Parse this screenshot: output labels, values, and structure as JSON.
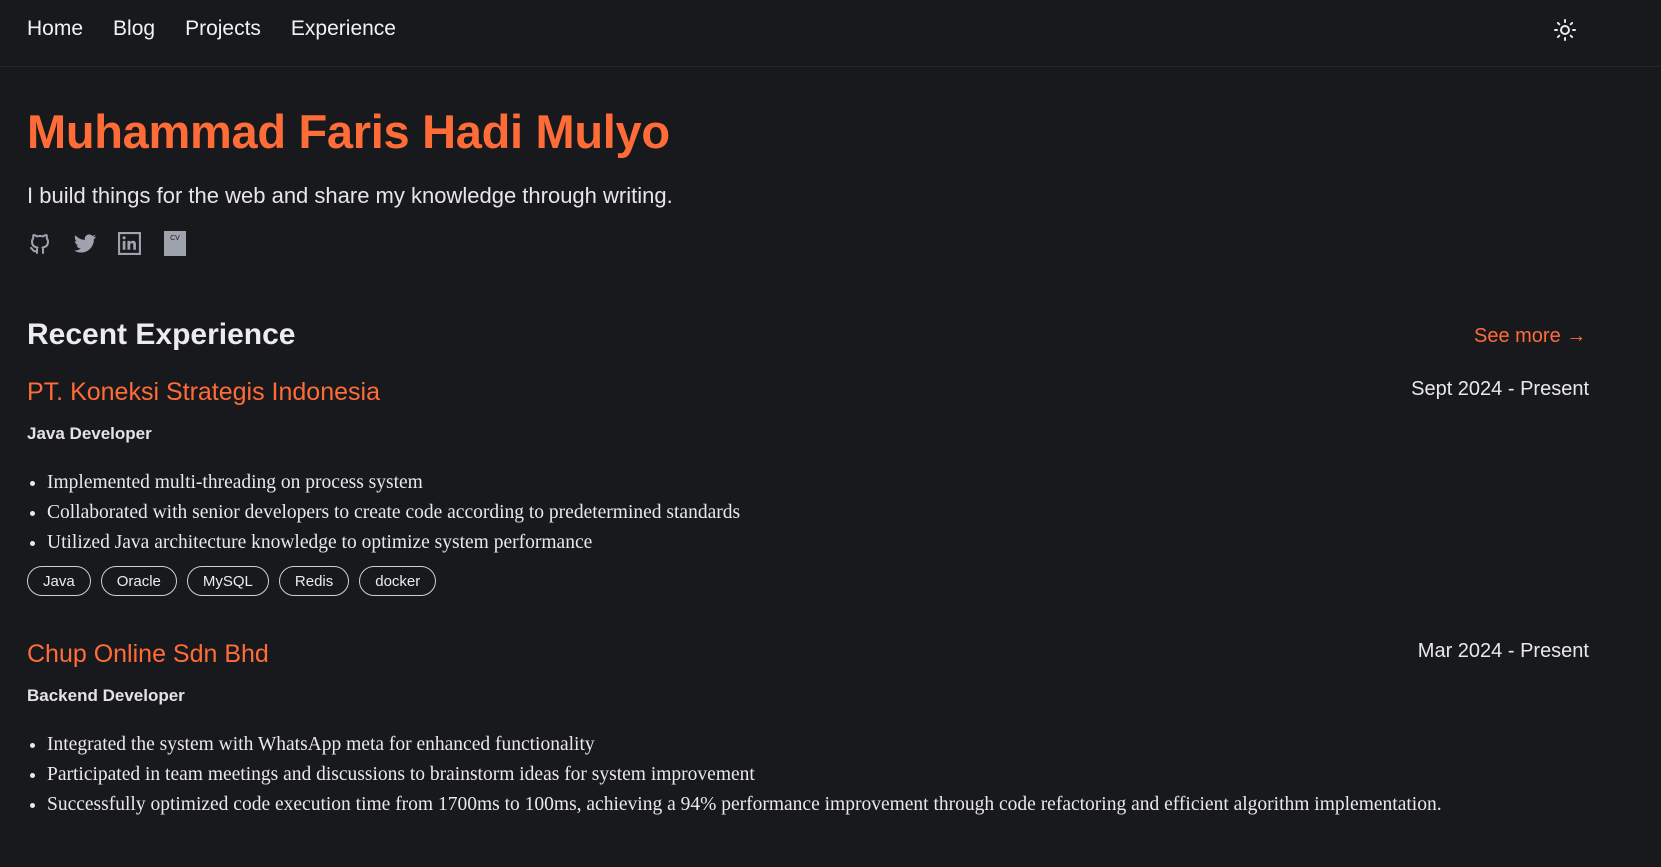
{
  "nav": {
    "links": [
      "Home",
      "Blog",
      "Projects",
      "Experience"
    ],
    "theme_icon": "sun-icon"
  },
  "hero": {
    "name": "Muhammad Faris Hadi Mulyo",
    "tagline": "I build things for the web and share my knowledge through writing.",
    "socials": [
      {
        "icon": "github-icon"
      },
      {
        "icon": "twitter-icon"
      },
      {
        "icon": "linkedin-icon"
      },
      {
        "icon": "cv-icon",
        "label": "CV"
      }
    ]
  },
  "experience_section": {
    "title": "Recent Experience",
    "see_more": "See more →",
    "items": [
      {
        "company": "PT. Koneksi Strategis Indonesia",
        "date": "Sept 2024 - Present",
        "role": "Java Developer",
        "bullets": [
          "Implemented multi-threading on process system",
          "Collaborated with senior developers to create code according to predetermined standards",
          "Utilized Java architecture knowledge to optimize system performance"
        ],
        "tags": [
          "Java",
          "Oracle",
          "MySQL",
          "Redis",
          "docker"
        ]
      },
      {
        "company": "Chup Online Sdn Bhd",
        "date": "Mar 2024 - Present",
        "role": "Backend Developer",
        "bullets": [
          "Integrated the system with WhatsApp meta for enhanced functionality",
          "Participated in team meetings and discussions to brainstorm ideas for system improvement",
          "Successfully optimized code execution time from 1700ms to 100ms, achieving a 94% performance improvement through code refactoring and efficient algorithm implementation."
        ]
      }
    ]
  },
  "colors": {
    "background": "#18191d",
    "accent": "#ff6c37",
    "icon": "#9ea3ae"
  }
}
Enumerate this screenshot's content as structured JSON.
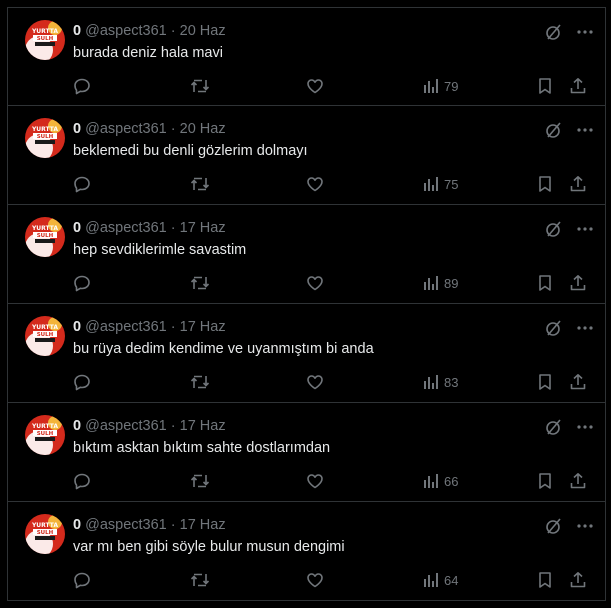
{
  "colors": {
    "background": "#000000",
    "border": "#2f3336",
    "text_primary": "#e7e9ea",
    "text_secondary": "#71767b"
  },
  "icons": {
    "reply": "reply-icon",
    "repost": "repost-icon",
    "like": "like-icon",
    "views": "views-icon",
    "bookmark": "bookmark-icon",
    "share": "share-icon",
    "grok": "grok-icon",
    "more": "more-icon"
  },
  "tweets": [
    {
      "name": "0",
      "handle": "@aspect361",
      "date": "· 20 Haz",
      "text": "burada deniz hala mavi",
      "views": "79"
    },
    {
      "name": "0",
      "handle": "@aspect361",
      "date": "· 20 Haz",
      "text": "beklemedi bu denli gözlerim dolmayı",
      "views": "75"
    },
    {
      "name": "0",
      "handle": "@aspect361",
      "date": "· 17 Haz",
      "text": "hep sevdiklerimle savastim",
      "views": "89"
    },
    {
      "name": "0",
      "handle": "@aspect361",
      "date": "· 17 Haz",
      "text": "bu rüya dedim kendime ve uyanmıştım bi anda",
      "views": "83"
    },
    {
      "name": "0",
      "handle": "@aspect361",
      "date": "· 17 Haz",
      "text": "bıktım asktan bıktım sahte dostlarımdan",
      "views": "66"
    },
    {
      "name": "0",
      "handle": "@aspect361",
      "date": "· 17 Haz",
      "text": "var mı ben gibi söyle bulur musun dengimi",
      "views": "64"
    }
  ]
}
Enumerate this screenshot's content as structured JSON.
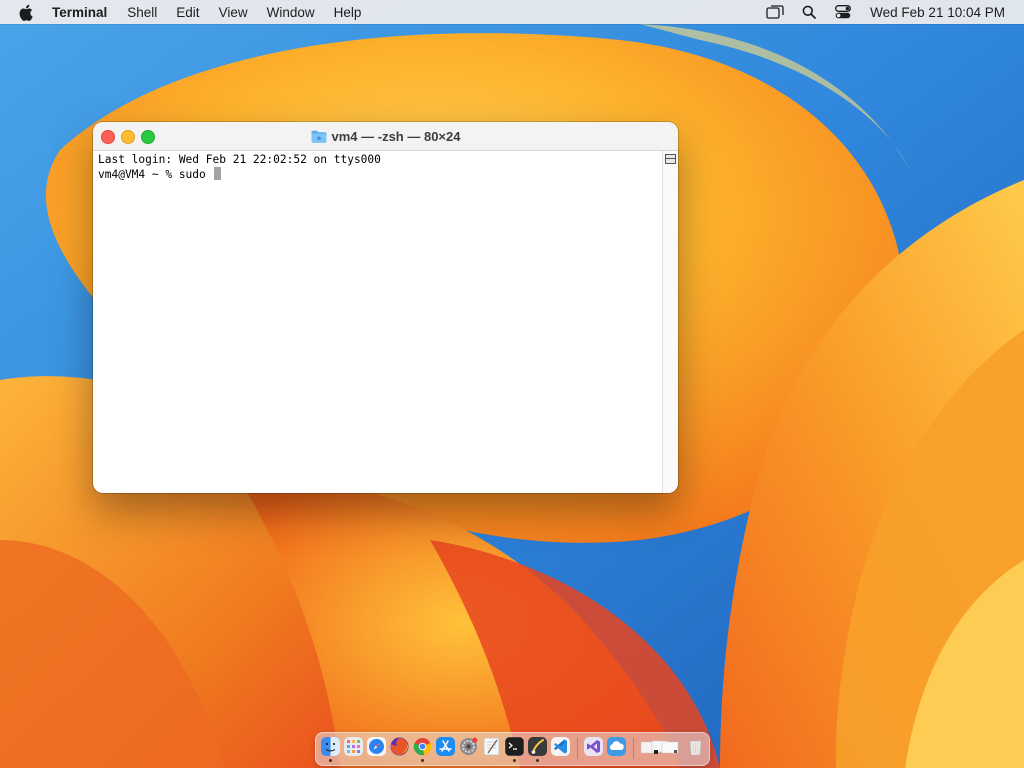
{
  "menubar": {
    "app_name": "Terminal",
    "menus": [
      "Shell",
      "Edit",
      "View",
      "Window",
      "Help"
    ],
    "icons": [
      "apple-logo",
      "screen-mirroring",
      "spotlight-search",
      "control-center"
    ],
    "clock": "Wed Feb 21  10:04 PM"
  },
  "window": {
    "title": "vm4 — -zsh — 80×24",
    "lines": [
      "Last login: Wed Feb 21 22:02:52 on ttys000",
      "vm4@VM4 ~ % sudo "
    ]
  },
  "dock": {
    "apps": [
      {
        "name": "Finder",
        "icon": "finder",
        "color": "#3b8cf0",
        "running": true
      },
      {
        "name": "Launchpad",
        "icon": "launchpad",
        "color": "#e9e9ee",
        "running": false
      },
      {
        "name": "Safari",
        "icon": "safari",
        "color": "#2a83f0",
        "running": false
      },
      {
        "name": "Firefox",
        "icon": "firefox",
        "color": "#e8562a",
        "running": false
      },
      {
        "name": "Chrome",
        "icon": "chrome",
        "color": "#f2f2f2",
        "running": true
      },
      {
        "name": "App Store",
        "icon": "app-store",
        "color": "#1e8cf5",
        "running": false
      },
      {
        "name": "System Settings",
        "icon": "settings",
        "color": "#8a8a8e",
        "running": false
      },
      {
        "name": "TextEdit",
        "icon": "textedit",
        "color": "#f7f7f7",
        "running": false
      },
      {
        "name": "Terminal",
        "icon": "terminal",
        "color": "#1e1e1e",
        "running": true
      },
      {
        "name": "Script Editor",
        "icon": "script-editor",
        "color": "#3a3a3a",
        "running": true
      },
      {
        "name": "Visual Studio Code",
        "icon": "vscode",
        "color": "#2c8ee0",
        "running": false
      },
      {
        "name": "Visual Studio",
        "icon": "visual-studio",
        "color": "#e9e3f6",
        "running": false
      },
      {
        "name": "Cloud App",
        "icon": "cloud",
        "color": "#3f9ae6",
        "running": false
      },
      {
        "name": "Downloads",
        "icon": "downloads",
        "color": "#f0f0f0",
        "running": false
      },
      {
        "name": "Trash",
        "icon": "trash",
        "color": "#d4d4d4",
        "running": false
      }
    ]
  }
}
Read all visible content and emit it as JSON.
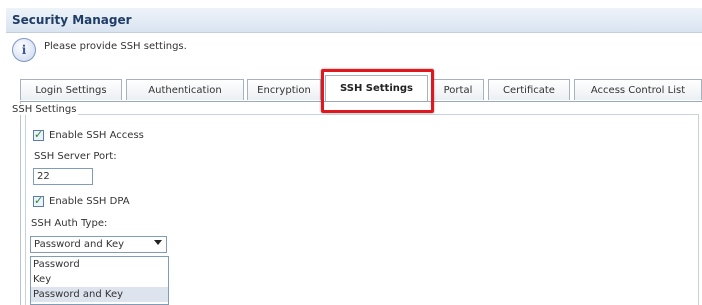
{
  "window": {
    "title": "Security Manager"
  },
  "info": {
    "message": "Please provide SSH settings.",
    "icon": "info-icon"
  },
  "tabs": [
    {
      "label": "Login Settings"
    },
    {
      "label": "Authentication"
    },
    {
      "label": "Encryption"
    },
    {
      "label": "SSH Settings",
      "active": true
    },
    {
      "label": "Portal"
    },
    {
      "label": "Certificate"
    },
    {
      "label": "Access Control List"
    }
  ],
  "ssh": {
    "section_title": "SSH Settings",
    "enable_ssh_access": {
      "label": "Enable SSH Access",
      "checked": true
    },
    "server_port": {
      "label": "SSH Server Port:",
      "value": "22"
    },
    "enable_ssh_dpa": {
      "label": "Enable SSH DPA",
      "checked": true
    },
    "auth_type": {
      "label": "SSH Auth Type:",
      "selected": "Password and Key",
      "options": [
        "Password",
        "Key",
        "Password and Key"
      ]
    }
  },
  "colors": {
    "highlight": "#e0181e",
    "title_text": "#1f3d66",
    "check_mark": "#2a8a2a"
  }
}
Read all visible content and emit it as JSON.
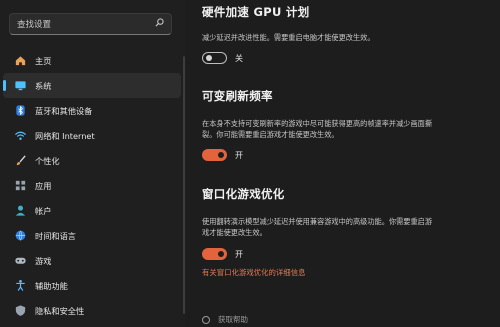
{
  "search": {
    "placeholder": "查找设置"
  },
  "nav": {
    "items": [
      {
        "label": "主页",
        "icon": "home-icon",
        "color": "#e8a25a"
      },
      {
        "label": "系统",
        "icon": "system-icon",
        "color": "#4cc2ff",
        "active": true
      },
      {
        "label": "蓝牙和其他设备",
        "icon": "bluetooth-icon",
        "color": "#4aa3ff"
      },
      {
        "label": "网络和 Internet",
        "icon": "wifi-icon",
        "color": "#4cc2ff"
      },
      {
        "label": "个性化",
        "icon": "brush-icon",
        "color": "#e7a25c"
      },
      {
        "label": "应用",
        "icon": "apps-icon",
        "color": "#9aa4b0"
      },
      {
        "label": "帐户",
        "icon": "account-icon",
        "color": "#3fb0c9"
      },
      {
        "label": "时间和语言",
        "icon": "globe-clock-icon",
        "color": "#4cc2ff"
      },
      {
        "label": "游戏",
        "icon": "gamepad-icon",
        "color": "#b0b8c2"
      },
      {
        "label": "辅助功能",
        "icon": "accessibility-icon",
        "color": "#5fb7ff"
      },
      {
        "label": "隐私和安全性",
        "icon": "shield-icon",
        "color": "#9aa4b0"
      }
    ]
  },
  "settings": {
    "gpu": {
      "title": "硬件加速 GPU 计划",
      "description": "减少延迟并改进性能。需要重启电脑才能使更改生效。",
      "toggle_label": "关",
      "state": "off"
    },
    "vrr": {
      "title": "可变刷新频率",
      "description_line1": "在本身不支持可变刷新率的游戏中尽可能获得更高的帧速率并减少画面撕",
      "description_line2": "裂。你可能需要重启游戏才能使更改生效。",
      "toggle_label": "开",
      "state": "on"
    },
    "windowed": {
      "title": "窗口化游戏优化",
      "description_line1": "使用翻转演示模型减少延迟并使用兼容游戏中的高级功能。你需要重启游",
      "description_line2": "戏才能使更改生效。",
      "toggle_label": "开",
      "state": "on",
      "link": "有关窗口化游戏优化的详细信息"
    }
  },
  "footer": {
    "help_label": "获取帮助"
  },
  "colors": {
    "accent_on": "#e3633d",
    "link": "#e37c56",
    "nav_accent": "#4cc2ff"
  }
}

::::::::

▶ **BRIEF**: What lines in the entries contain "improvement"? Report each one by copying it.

▶ **ANSWER BELOW**:
          "Participated in team meetings and discussions to brainstorm ideas for system improvement",
          "Successfully optimized code execution time from 1700ms to 100ms, achieving a 94% performance improvement through code refactoring and efficient algorithm implementation."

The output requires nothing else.